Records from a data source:
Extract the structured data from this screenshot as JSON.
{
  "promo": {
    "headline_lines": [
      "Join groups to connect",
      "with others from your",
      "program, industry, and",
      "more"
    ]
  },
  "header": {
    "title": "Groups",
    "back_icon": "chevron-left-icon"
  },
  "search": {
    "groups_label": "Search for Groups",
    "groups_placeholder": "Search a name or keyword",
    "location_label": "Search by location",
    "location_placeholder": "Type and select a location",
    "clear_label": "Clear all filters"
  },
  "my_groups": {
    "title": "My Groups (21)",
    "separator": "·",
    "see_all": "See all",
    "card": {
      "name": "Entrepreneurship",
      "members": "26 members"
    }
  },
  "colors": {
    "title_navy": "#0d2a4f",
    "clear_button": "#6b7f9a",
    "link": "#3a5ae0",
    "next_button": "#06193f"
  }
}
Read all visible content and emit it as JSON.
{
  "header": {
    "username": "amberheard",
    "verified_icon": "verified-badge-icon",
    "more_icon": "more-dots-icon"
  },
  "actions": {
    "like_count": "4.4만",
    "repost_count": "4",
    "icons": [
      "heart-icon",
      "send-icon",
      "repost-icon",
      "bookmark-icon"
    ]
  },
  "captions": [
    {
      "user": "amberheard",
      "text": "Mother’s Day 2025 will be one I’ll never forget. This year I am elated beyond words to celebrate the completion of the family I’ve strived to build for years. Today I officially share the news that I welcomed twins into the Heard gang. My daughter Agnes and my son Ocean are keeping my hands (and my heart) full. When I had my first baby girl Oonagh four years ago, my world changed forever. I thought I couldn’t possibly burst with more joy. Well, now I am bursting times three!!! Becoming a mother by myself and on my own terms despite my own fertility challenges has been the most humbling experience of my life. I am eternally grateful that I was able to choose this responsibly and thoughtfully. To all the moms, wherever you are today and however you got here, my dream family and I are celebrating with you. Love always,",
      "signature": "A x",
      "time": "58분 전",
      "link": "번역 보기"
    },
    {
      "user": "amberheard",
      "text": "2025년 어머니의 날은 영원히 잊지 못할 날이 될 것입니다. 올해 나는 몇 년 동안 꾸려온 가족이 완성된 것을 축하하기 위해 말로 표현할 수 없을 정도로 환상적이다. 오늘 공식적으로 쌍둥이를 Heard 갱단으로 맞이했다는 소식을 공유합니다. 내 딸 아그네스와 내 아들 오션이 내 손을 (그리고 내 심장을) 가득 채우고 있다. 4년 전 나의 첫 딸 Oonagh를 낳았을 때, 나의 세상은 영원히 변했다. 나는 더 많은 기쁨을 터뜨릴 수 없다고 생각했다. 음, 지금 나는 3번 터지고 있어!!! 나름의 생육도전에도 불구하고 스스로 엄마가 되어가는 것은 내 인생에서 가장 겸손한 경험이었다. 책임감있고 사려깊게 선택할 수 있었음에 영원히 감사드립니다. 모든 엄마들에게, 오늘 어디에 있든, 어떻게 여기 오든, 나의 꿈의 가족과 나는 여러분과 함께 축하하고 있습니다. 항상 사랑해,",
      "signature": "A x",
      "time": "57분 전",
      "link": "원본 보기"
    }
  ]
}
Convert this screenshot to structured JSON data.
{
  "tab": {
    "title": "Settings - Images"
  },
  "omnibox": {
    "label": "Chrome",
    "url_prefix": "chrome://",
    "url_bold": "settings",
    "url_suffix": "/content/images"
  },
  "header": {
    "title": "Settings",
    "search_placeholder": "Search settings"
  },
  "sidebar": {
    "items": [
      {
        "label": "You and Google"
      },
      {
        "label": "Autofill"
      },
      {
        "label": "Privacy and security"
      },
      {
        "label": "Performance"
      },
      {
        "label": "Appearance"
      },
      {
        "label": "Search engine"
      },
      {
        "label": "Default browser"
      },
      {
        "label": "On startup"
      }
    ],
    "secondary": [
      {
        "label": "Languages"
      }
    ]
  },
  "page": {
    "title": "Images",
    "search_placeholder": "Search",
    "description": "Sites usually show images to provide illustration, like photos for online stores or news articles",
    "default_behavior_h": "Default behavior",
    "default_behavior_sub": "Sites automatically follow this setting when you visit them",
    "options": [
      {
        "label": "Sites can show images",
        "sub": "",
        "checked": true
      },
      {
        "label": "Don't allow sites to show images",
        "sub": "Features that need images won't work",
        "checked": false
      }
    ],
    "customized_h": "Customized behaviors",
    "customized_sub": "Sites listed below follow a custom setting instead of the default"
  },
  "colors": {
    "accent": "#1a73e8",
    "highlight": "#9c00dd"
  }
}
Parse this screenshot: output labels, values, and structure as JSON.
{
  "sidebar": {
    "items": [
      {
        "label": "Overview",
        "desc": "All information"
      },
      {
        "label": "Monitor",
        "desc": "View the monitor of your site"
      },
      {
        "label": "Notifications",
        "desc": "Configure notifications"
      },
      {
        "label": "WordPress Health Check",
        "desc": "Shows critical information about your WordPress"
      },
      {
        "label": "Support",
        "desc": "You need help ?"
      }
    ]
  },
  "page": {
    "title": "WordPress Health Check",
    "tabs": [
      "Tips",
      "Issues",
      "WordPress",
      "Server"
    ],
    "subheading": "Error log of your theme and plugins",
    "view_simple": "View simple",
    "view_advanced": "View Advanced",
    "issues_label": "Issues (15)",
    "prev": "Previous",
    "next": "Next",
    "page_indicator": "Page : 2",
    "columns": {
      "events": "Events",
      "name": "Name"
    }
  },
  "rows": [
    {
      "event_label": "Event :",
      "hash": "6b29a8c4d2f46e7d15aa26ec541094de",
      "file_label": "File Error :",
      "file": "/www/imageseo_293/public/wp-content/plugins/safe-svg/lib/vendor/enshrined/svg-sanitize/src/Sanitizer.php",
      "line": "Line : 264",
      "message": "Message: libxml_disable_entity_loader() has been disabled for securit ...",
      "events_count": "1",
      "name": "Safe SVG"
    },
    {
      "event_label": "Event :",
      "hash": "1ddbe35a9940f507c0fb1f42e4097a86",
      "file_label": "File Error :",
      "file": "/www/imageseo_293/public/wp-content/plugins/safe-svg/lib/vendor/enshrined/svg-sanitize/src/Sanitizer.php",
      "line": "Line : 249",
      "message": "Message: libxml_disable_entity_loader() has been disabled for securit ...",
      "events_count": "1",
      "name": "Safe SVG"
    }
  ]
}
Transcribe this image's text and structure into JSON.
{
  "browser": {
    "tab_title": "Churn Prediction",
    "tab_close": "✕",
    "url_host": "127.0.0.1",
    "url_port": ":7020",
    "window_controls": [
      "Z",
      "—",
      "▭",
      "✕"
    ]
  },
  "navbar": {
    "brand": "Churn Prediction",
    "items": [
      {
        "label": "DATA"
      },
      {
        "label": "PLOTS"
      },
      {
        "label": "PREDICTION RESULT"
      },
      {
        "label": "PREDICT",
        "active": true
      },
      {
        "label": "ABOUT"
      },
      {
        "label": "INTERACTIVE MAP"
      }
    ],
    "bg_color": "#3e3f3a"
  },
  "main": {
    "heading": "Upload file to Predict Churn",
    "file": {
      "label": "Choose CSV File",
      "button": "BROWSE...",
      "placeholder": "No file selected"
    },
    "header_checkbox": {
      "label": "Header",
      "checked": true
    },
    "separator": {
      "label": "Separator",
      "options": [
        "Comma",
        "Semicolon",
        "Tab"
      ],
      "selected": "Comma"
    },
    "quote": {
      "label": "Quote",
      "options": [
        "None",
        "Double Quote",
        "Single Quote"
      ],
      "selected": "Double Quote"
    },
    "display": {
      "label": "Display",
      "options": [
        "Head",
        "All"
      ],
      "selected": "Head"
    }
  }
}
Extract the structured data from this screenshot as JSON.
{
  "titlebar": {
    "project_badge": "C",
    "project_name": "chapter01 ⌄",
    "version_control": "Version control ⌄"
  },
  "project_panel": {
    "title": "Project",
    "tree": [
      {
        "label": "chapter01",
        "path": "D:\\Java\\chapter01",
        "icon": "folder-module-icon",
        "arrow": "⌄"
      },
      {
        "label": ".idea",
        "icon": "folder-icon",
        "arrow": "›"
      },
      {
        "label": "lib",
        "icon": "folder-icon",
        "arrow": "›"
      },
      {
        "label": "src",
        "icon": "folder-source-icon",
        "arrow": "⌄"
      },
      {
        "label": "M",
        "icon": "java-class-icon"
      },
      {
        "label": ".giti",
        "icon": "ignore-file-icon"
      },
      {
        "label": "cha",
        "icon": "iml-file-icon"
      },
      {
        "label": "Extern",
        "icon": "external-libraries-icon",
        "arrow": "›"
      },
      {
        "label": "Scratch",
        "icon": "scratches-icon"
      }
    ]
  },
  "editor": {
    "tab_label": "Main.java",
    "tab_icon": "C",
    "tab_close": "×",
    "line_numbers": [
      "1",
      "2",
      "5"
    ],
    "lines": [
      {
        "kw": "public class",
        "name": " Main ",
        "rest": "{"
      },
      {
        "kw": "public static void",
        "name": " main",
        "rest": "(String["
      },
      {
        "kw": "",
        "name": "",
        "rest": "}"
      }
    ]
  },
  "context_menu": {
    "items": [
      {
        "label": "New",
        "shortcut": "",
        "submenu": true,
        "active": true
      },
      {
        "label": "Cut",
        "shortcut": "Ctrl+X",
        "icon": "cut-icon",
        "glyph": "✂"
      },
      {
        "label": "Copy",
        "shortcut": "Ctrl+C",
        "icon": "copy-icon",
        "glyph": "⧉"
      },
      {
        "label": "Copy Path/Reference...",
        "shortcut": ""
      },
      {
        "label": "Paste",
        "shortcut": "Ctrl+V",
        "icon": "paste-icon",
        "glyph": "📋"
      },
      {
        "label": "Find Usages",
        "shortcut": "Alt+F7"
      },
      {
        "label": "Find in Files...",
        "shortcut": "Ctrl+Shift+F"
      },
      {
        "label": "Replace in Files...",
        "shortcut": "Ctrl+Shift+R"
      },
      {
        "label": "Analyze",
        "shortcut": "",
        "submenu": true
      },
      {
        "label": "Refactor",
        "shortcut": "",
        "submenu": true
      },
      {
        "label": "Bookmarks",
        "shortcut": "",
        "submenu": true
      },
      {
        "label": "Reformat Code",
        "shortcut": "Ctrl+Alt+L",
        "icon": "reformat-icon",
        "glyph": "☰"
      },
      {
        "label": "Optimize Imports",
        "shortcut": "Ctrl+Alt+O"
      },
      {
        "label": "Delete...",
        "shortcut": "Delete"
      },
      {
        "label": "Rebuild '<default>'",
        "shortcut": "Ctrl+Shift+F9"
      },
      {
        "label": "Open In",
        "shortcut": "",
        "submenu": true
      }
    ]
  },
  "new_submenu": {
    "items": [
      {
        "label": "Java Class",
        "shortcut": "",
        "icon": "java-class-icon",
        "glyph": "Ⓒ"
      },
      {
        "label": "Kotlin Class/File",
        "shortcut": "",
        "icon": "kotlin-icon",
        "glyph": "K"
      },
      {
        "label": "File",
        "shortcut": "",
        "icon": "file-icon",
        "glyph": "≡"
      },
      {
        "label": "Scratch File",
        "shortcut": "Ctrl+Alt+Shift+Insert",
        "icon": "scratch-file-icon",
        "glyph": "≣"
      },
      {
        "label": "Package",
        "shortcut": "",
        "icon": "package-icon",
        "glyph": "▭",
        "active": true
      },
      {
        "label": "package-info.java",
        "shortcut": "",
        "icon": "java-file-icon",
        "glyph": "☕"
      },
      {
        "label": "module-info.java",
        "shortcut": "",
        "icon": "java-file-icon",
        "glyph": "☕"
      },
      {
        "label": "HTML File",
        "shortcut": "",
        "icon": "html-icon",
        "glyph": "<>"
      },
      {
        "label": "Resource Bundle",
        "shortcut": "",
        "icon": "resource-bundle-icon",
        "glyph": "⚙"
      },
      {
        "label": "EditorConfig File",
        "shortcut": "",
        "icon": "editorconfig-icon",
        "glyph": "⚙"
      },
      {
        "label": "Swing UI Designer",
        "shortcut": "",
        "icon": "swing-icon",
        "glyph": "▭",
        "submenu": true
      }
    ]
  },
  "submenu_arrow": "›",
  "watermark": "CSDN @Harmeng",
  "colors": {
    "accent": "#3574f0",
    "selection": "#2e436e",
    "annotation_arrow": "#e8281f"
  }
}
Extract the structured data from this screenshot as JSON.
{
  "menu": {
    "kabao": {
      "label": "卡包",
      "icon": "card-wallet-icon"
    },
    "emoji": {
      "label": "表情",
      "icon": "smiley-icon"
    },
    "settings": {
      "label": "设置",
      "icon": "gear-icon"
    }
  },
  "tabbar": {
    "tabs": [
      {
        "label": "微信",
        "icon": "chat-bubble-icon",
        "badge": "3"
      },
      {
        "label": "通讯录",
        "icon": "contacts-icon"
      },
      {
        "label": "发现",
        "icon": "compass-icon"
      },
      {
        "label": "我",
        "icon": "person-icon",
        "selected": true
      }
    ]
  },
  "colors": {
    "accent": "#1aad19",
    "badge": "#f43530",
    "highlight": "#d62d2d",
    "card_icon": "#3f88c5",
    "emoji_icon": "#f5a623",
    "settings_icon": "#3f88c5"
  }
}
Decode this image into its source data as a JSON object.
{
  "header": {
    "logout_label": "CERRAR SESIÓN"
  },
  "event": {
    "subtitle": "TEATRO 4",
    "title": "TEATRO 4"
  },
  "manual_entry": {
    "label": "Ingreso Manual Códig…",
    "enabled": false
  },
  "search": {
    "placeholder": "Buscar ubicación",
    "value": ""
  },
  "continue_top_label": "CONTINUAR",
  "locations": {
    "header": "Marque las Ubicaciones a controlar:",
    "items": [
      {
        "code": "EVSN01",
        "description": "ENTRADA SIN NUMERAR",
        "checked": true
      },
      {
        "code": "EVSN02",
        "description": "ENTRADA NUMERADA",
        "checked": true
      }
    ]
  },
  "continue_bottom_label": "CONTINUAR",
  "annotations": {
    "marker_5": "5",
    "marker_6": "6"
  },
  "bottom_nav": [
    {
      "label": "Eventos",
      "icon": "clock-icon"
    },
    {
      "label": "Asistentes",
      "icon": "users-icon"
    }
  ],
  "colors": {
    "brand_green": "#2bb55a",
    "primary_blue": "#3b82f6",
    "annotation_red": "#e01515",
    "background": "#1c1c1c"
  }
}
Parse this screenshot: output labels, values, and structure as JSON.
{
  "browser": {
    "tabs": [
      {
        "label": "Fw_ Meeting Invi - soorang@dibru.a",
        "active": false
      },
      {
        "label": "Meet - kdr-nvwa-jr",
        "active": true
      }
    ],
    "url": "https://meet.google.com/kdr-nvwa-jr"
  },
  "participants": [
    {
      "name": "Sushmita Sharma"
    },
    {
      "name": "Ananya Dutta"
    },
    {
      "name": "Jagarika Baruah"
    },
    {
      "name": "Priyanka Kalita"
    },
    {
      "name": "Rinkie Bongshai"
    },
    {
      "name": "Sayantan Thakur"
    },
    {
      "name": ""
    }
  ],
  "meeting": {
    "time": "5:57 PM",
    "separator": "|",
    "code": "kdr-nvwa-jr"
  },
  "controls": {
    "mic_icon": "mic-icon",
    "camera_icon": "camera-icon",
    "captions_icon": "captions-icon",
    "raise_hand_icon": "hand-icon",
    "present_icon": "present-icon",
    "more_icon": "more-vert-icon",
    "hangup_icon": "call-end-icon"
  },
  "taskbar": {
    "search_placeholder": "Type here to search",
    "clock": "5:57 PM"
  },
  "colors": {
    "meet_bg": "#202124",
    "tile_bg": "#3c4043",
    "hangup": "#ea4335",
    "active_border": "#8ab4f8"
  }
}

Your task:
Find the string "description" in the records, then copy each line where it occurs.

Exercise output:
    "description": "Sites usually show images to provide illustration, like photos for online stores or news articles",
        "description": "ENTRADA SIN NUMERAR",
        "description": "ENTRADA NUMERADA",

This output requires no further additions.